The EU has confirmed it has stopped paying for fuel supplies to the only power plant in Gaza, leaving thousands of Palestinians without electricity.
The European Commission said it had withheld funding because of concerns over plans by Hamas, which controls Gaza, to tax electricity bills.
The fuel aid programme will resume once Hamas agrees not to introduce the tax.
On Sunday, the Israeli military opened a border crossing to allow fuel supplies in, but none was delivered.
The EU's decision has forced the Gaza Generating Company, which provides power for at least 25% of the coastal strip's 1.5m population, to shut down operations at the Nusseirat power plant.
In the past, the EU has paid for the Gaza Generating Company's fuel supplies as part of its humanitarian assistance to the Palestinian people.
But on Monday, the European Commission said it had stopped the fuel payments of around $9m (£4.5m) a month, after officials learned of plans by Hamas to profit from the subsidy by imposing a tax on electricity bills.
The commission also said it was concerned by the security situation on the Israel-Gaza border, especially at the Nahal Oz fuel crossing.
"We are ready to resume our support to the Gaza power plant within hours once we receive the appropriate assurances that all the funds will be exclusively used for the benefit of the Gaza population," it said in a statement.
Hamas has denied it plans to impose any such tax.
In the meantime, most Gazans have been left to cope with the hot summer without electricity.
Mosim Abu Rabadan, who runs a grocery store, said he was too poor to afford a generator.
"Without electricity the business is stopped. It's very bad business now," he said.

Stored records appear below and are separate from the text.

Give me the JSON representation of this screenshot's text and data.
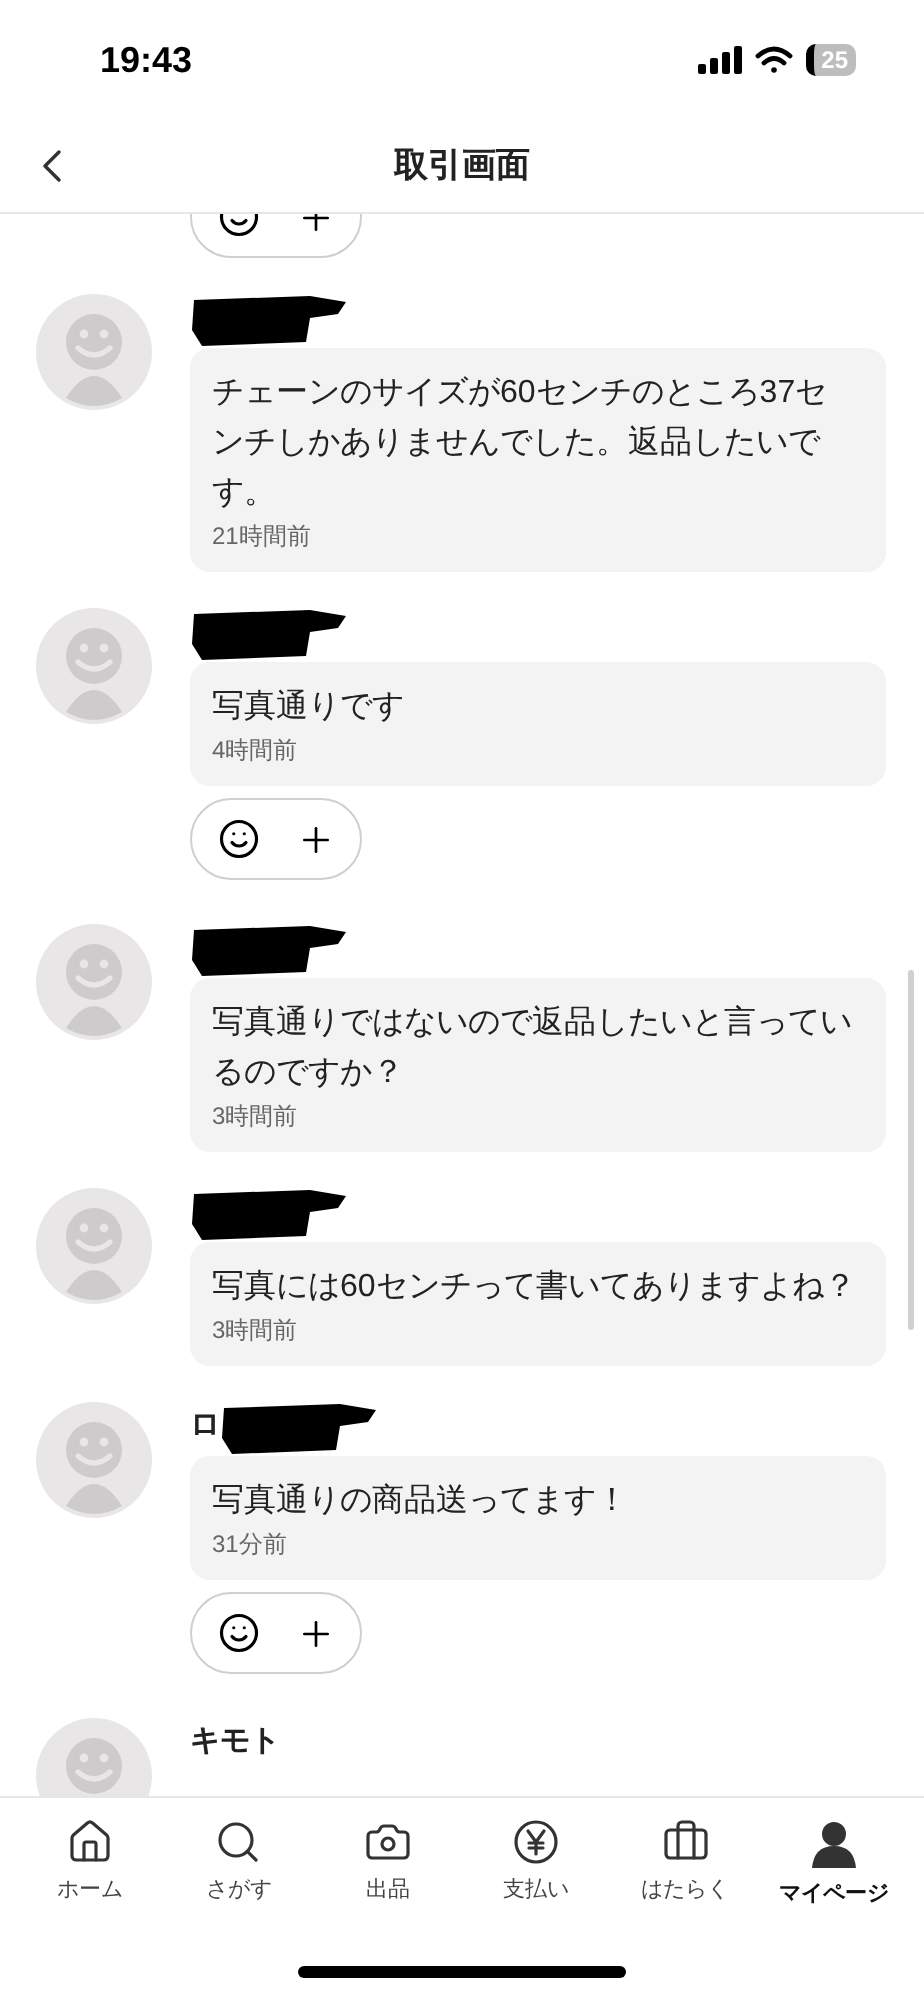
{
  "status_bar": {
    "time": "19:43",
    "battery": "25"
  },
  "header": {
    "title": "取引画面"
  },
  "top_reaction_bar": true,
  "messages": [
    {
      "name_hidden": true,
      "text": "チェーンのサイズが60センチのところ37センチしかありませんでした。返品したいです。",
      "time": "21時間前",
      "reaction_bar": false
    },
    {
      "name_hidden": true,
      "text": "写真通りです",
      "time": "4時間前",
      "reaction_bar": true
    },
    {
      "name_hidden": true,
      "text": "写真通りではないので返品したいと言っているのですか？",
      "time": "3時間前",
      "reaction_bar": false
    },
    {
      "name_hidden": true,
      "text": "写真には60センチって書いてありますよね？",
      "time": "3時間前",
      "reaction_bar": false
    },
    {
      "name": "ロ",
      "name_hidden": true,
      "text": "写真通りの商品送ってます！",
      "time": "31分前",
      "reaction_bar": true
    },
    {
      "name": "キモト",
      "name_hidden": false,
      "reaction_bar": false
    }
  ],
  "nav": [
    {
      "kind": "home",
      "label": "ホーム",
      "selected": false
    },
    {
      "kind": "search",
      "label": "さがす",
      "selected": false
    },
    {
      "kind": "camera",
      "label": "出品",
      "selected": false
    },
    {
      "kind": "yen",
      "label": "支払い",
      "selected": false
    },
    {
      "kind": "work",
      "label": "はたらく",
      "selected": false
    },
    {
      "kind": "person",
      "label": "マイページ",
      "selected": true
    }
  ]
}
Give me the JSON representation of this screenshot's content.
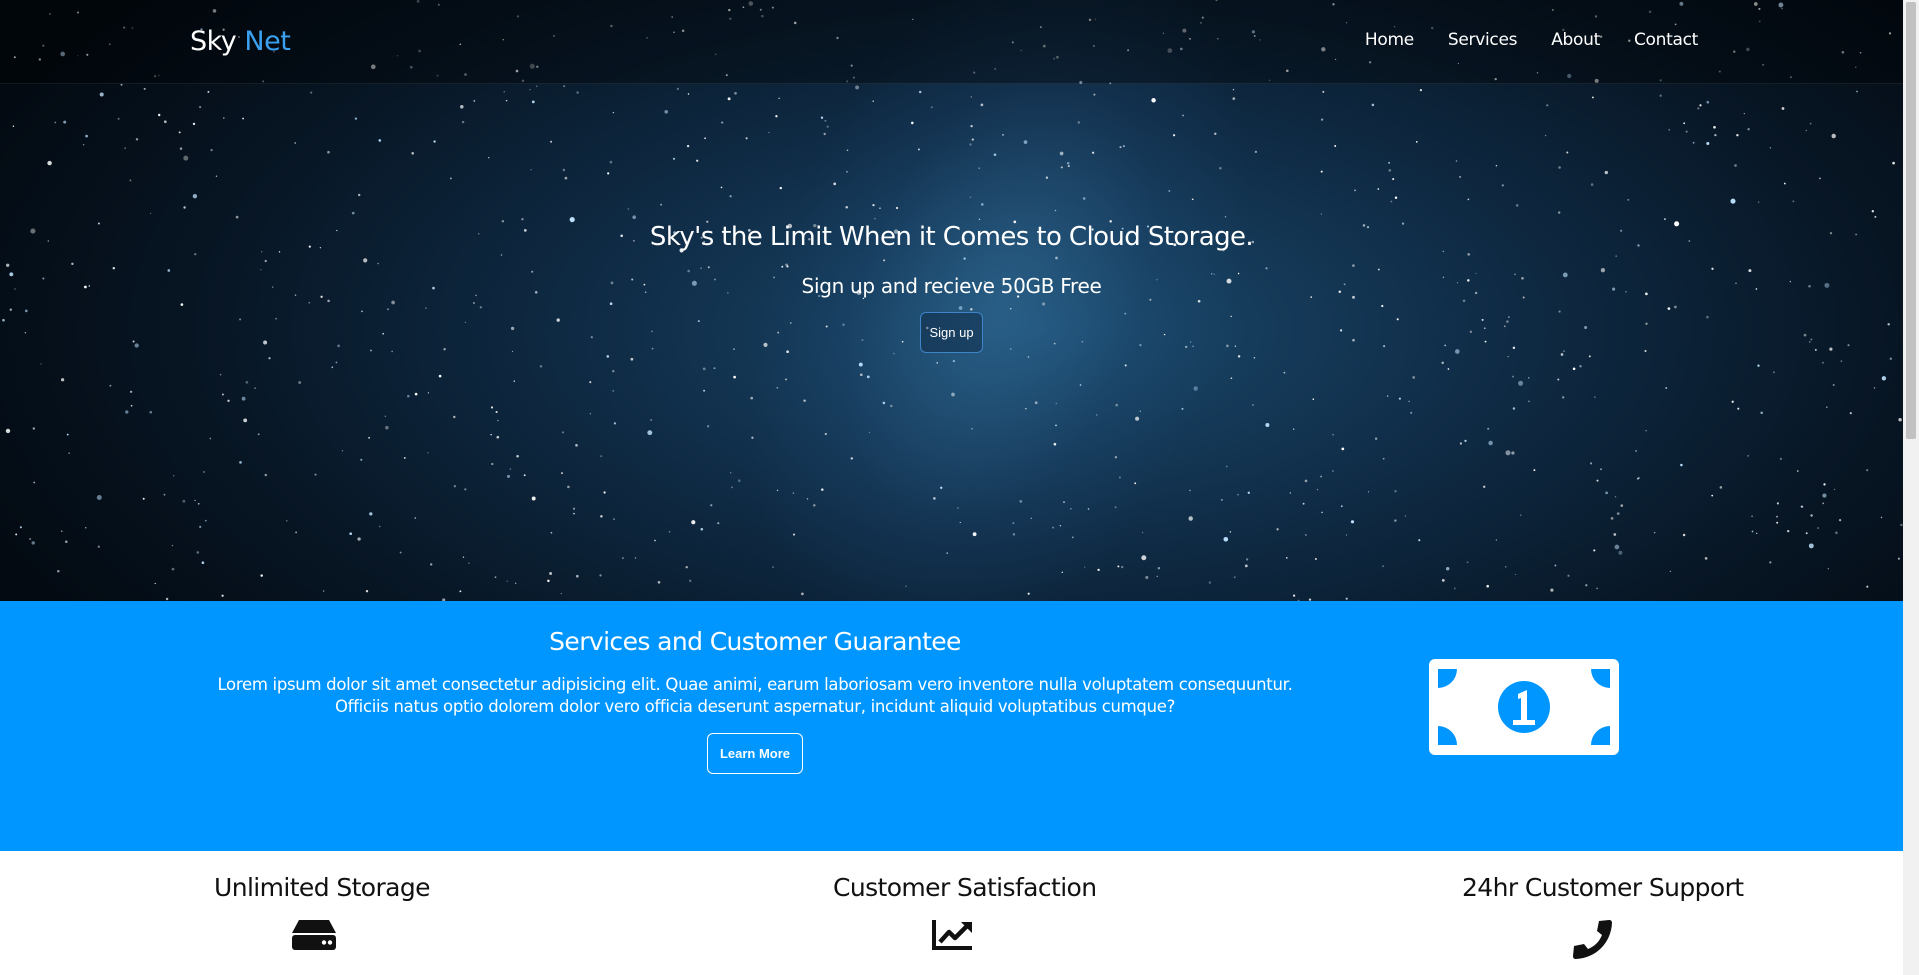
{
  "brand": {
    "name_part1": "Sky",
    "name_part2": "Net"
  },
  "nav": {
    "links": [
      "Home",
      "Services",
      "About",
      "Contact"
    ]
  },
  "hero": {
    "title": "Sky's the Limit When it Comes to Cloud Storage.",
    "subtitle": "Sign up and recieve 50GB Free",
    "cta_label": "Sign up"
  },
  "services": {
    "title": "Services and Customer Guarantee",
    "body": "Lorem ipsum dolor sit amet consectetur adipisicing elit. Quae animi, earum laboriosam vero inventore nulla voluptatem consequuntur. Officiis natus optio dolorem dolor vero officia deserunt aspernatur, incidunt aliquid voluptatibus cumque?",
    "button_label": "Learn More",
    "icon": "money-bill-icon"
  },
  "features": [
    {
      "title": "Unlimited Storage",
      "icon": "hdd-icon"
    },
    {
      "title": "Customer Satisfaction",
      "icon": "chart-line-icon"
    },
    {
      "title": "24hr Customer Support",
      "icon": "phone-icon"
    }
  ],
  "colors": {
    "accent": "#3aa1f0",
    "services_bg": "#0096ff",
    "hero_dark": "#071523"
  }
}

Hamas and the Western-backed Palestinian Authority in the West Bank have been trading accusations over who is to blame for the EU's actions.
Israel began cutting fuel supplies to Gaza after the Hamas takeover
The Islamist movement has accused President Mahmoud Abbas, the leader of the rival Fatah movement, of engineering the crisis for political gain.
Fatah officials have said Hamas is already collecting electricity revenues and has never paid for electricity supplied by Israel.
Hamas has been in charge of the Gaza Strip since June, when it seized control violently from Fatah.
It is regarded as a terrorist organisation by the US, EU and Israel, which have refused to deal with it directly until it recognises Israel and renounces violence.
The majority of Gaza's power comes via power lines from Israel, with a small proportion coming from Egypt. Israel began cutting off fuel supplies to Gaza after Hamas' takeover.